_Assigned task_
Each line of the records below that holds "labels" should be returned.

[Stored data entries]

# # # # # # #

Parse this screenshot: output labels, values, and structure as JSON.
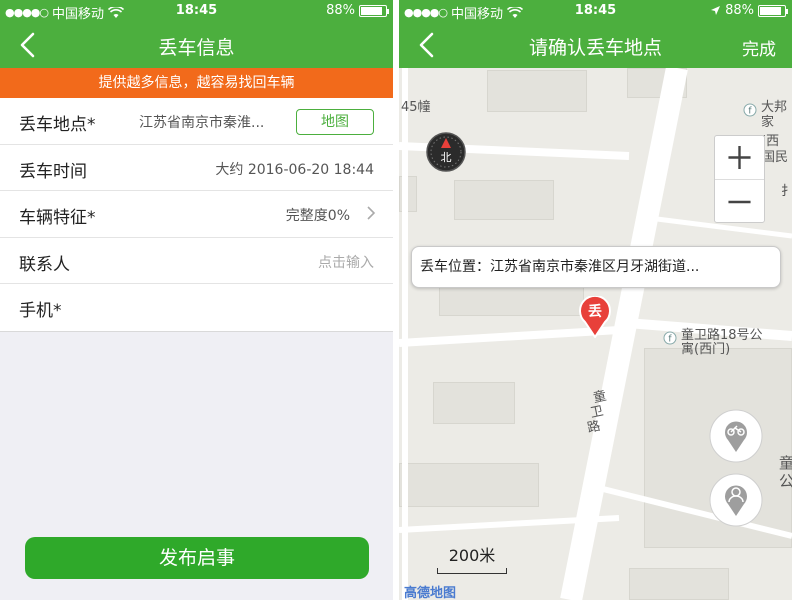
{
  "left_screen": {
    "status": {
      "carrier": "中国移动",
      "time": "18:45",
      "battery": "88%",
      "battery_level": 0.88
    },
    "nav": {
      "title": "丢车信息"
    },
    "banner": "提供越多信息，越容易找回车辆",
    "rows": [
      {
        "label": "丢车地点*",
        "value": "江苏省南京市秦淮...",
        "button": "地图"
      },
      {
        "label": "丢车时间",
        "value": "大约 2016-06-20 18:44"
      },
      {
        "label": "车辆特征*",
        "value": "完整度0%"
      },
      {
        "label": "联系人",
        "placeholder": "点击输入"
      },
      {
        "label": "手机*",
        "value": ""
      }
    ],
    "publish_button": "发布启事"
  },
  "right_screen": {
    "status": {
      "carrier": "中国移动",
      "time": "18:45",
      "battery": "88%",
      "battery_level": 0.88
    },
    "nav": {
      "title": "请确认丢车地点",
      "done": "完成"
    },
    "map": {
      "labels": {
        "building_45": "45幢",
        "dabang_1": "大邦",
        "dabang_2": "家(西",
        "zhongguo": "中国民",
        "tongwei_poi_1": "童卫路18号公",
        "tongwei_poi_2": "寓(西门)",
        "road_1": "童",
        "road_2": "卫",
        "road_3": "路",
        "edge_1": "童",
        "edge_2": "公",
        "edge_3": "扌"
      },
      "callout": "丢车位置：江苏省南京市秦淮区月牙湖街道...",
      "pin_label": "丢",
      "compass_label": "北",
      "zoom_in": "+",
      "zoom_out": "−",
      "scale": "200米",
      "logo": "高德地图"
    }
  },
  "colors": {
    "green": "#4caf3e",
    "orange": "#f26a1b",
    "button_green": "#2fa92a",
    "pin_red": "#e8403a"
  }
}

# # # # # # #

_Final answer_
Parse this screenshot: output labels, values, and structure as JSON.
      "labels": {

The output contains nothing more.